Regulators Loosening Up On Cryptos
The regulatory framework for cryptocurrencies in various countries is still taking shape. The EU, for example, has yet to decide just how many rules it should establish for this particular market.
However, it appears that regulators, in general, are starting to have a more relaxed attitude to cryptocurrencies, according to CNBC technology correspondent Arjun Kharpal.
“I think what we’ve seen actually from several regulators around the world is that they seem to have been slowly becoming accepting of the cryptocurrency world, particularly of course the underlying technology—blockchain […] and they seem to understand that […] cryptocurrencies are here, they’re growing, more people are getting involved in them, and so they’re not trying to absolutely hamper them,” he says.

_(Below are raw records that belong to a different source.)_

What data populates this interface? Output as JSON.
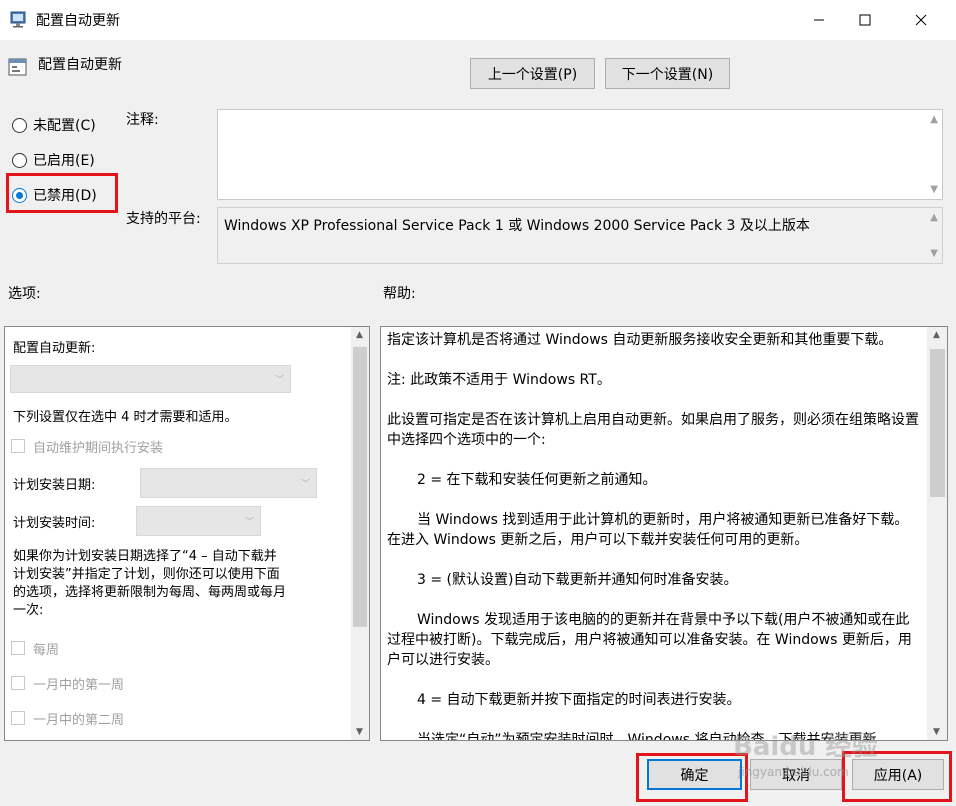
{
  "window": {
    "title": "配置自动更新"
  },
  "header": {
    "title": "配置自动更新"
  },
  "nav": {
    "prev_label": "上一个设置(P)",
    "next_label": "下一个设置(N)"
  },
  "state": {
    "not_configured": "未配置(C)",
    "enabled": "已启用(E)",
    "disabled": "已禁用(D)",
    "selected": "disabled"
  },
  "comment": {
    "label": "注释:",
    "value": ""
  },
  "platform": {
    "label": "支持的平台:",
    "value": "Windows XP Professional Service Pack 1 或 Windows 2000 Service Pack 3 及以上版本"
  },
  "options": {
    "label": "选项:",
    "config_label": "配置自动更新:",
    "config_value": "",
    "note": "下列设置仅在选中 4 时才需要和适用。",
    "maintenance_install": "自动维护期间执行安装",
    "schedule_day_label": "计划安装日期:",
    "schedule_time_label": "计划安装时间:",
    "paragraph_line1": "如果你为计划安装日期选择了“4 – 自动下载并",
    "paragraph_line2": "计划安装”并指定了计划，则你还可以使用下面",
    "paragraph_line3": "的选项，选择将更新限制为每周、每两周或每月",
    "paragraph_line4": "一次:",
    "weekly": "每周",
    "first_week": "一月中的第一周",
    "second_week": "一月中的第二周"
  },
  "help": {
    "label": "帮助:",
    "p1": "指定该计算机是否将通过 Windows 自动更新服务接收安全更新和其他重要下载。",
    "p2": "注: 此政策不适用于 Windows RT。",
    "p3": "此设置可指定是否在该计算机上启用自动更新。如果启用了服务，则必须在组策略设置中选择四个选项中的一个:",
    "p4": "2 = 在下载和安装任何更新之前通知。",
    "p5": "当 Windows 找到适用于此计算机的更新时，用户将被通知更新已准备好下载。在进入 Windows 更新之后，用户可以下载并安装任何可用的更新。",
    "p6": "3 = (默认设置)自动下载更新并通知何时准备安装。",
    "p7": "Windows 发现适用于该电脑的的更新并在背景中予以下载(用户不被通知或在此过程中被打断)。下载完成后，用户将被通知可以准备安装。在 Windows 更新后，用户可以进行安装。",
    "p8": "4 = 自动下载更新并按下面指定的时间表进行安装。",
    "p9": "当选定“自动”为预定安装时间时，Windows 将自动检查、下载并安装更新"
  },
  "footer": {
    "ok_label": "确定",
    "cancel_label": "取消",
    "apply_label": "应用(A)"
  },
  "watermark": {
    "text": "Baidu 经验",
    "url": "jingyan.baidu.com"
  }
}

He then offers China as an example of a country that has cracked down full force on cryptocurrency trading. However, he adds that the UK and the US have imposed very little in the way of harsh regulations to interfere with the market.
“What [we’re] seeing now is not so much concern about perhaps some of the larger currencies but […] these ICOs—these new coins coming into the market which perhaps don’t have any product behind them, don’t have any backing behind them or anything, and they’re worth even less than a cent. And they’re likened to penny stocks,” Kharpal adds.

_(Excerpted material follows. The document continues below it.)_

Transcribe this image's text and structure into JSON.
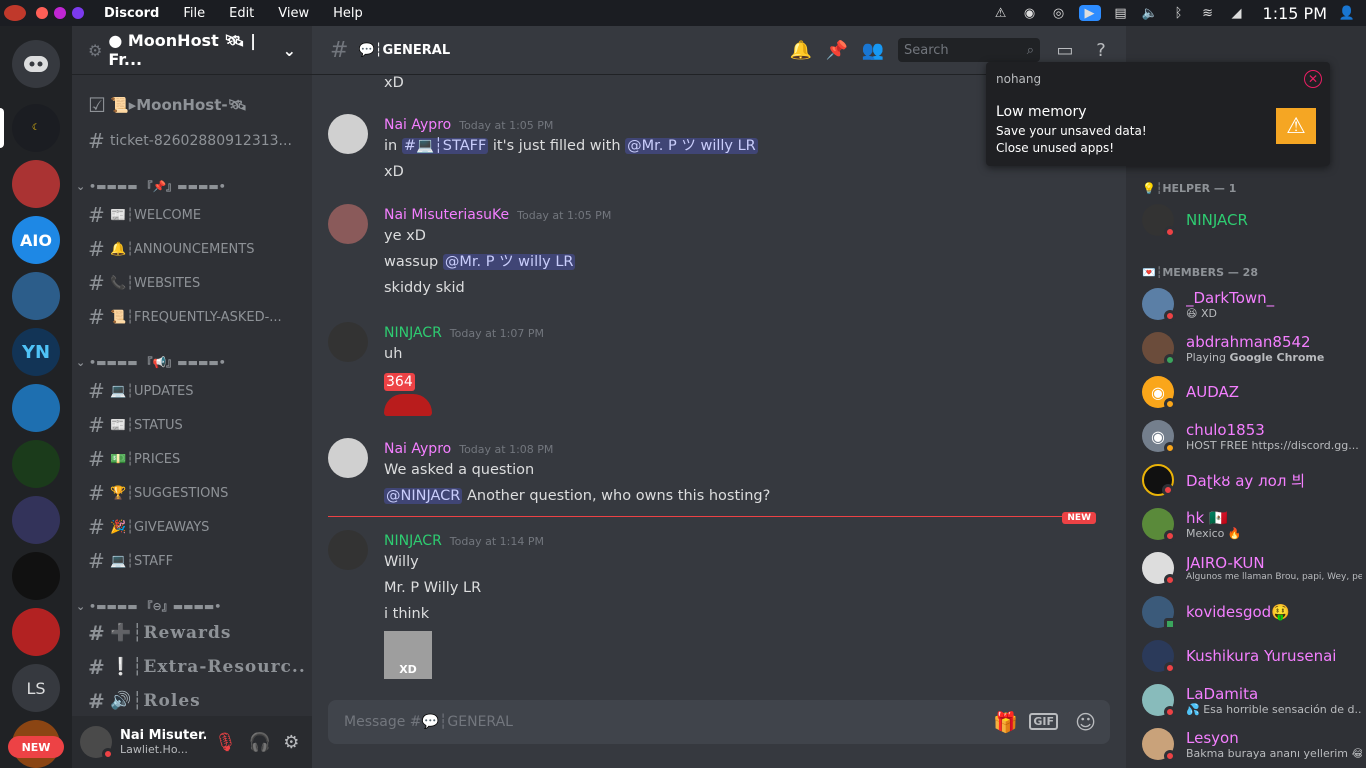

He believes this is the area giving regulators the biggest headache considering the lack of investor protections and transparency some of these projects have.
Nothing demonstrates this better than the SEC’s action against the PlexCoin ICO, which was scamming investors with promised returns of over 1,000%.

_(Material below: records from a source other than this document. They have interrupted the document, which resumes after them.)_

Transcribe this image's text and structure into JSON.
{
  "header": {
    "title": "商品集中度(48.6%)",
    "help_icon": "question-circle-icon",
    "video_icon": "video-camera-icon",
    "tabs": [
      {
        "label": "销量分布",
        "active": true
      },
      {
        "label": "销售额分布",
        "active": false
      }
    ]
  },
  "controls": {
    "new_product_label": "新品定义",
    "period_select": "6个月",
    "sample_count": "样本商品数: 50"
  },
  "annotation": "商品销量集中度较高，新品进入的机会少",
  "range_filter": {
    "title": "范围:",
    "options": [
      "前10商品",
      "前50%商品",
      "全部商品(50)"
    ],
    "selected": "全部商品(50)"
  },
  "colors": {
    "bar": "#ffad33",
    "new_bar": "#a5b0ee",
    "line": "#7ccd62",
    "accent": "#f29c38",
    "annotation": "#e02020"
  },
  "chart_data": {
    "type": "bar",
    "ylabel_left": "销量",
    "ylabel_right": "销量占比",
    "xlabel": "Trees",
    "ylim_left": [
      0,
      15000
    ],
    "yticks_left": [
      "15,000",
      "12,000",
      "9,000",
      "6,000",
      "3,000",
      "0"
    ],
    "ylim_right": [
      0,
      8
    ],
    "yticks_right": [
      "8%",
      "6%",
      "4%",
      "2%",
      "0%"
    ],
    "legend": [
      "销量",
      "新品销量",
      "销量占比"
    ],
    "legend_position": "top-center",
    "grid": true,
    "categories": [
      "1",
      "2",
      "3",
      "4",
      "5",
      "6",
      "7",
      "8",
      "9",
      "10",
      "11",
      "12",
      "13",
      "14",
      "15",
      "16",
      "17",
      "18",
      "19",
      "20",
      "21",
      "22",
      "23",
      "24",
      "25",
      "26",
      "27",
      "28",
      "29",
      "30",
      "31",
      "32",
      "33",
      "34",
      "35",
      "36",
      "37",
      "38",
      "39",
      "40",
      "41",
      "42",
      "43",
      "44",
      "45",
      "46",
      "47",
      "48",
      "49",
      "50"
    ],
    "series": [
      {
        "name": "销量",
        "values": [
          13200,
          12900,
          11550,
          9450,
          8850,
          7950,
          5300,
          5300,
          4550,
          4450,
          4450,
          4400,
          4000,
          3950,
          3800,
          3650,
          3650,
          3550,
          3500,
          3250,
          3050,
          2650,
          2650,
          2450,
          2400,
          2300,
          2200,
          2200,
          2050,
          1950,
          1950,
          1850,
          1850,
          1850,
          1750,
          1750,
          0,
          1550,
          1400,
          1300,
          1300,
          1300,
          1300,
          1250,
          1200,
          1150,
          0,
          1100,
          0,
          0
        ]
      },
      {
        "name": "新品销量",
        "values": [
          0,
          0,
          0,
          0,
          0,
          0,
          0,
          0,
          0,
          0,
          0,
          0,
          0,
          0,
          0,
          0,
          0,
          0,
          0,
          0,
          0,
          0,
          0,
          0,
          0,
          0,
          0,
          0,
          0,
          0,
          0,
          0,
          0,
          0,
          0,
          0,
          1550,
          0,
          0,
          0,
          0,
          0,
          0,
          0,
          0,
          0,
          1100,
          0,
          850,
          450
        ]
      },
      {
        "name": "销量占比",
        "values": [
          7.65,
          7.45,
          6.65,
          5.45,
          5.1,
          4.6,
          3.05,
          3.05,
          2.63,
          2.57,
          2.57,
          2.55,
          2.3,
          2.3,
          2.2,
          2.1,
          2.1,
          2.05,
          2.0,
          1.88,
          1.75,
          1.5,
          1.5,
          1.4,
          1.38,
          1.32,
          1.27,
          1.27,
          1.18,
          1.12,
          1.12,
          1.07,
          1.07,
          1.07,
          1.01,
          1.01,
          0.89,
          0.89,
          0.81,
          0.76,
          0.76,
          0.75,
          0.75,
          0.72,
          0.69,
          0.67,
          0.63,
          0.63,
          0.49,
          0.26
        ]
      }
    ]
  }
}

“Get rich quick” schemes are indeed perceived by regulators as one of the main dangers of an unregulated ICO market.
More or less the same emerged at the European Commission’s roundtable on cryptocurrency regulation at the end of last month, EC Vice-President Valdis Dombrovskis concluded that although ICOs are a possible engine for innovative firms to raise capital, there are still concerns about the current lack of accountability in the market.